Work request.
Only lines that contain the string "icon" should be returned from the material below.

Data for processing.
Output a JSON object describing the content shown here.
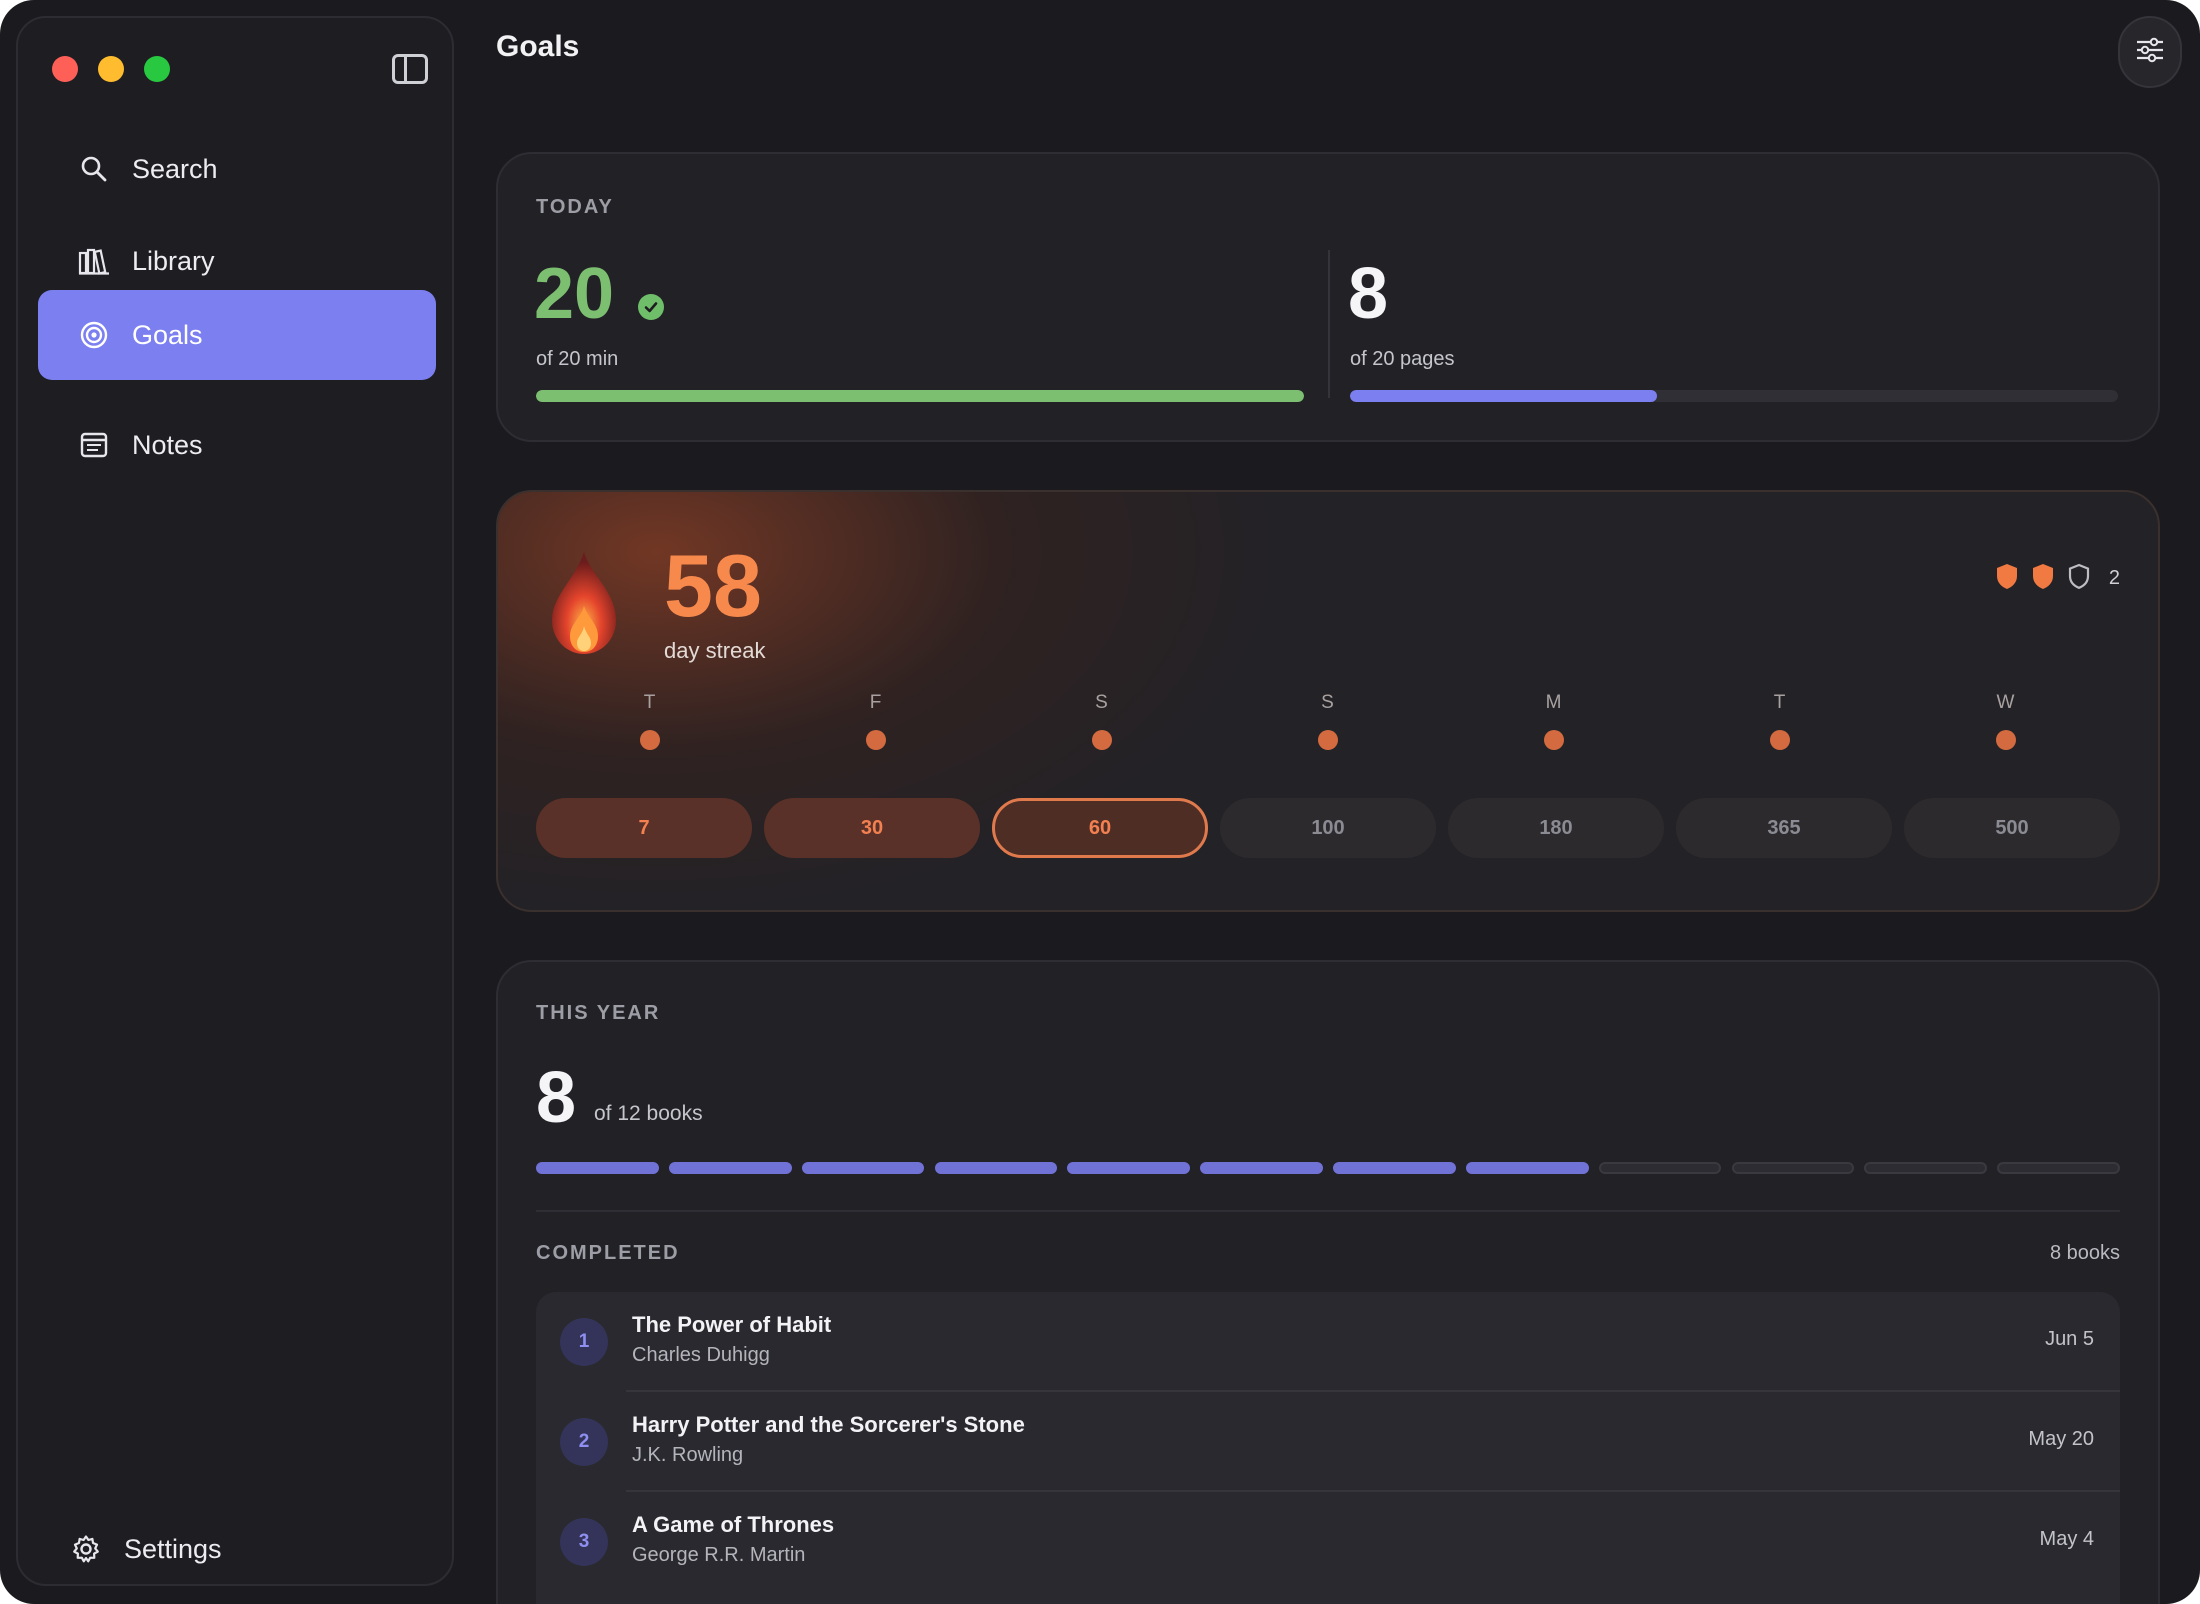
{
  "sidebar": {
    "items": [
      {
        "label": "Search",
        "icon": "search-icon"
      },
      {
        "label": "Library",
        "icon": "books-icon"
      },
      {
        "label": "Goals",
        "icon": "target-icon",
        "active": true
      },
      {
        "label": "Notes",
        "icon": "notes-icon"
      }
    ],
    "settings_label": "Settings"
  },
  "header": {
    "title": "Goals"
  },
  "today": {
    "label": "TODAY",
    "minutes": {
      "value": "20",
      "subtitle": "of 20 min",
      "progress": 1.0,
      "color": "#7dbf70",
      "complete": true
    },
    "pages": {
      "value": "8",
      "subtitle": "of 20 pages",
      "progress": 0.4,
      "color": "#7b7ff0"
    }
  },
  "streak": {
    "value": "58",
    "label": "day streak",
    "shield_count": "2",
    "shields": [
      "filled",
      "filled",
      "empty"
    ],
    "days": [
      "T",
      "F",
      "S",
      "S",
      "M",
      "T",
      "W"
    ],
    "milestones": [
      {
        "label": "7",
        "state": "done"
      },
      {
        "label": "30",
        "state": "done"
      },
      {
        "label": "60",
        "state": "current"
      },
      {
        "label": "100",
        "state": "future"
      },
      {
        "label": "180",
        "state": "future"
      },
      {
        "label": "365",
        "state": "future"
      },
      {
        "label": "500",
        "state": "future"
      }
    ],
    "accent": "#f7894c"
  },
  "this_year": {
    "label": "THIS YEAR",
    "count": "8",
    "subtitle": "of 12 books",
    "completed_segments": 8,
    "total_segments": 12,
    "completed_label": "COMPLETED",
    "completed_count": "8 books",
    "books": [
      {
        "rank": "1",
        "title": "The Power of Habit",
        "author": "Charles Duhigg",
        "date": "Jun 5"
      },
      {
        "rank": "2",
        "title": "Harry Potter and the Sorcerer's Stone",
        "author": "J.K. Rowling",
        "date": "May 20"
      },
      {
        "rank": "3",
        "title": "A Game of Thrones",
        "author": "George R.R. Martin",
        "date": "May 4"
      }
    ]
  }
}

Result of the task.
        "icon": "search-icon"
        "icon": "books-icon"
        "icon": "target-icon",
        "icon": "notes-icon"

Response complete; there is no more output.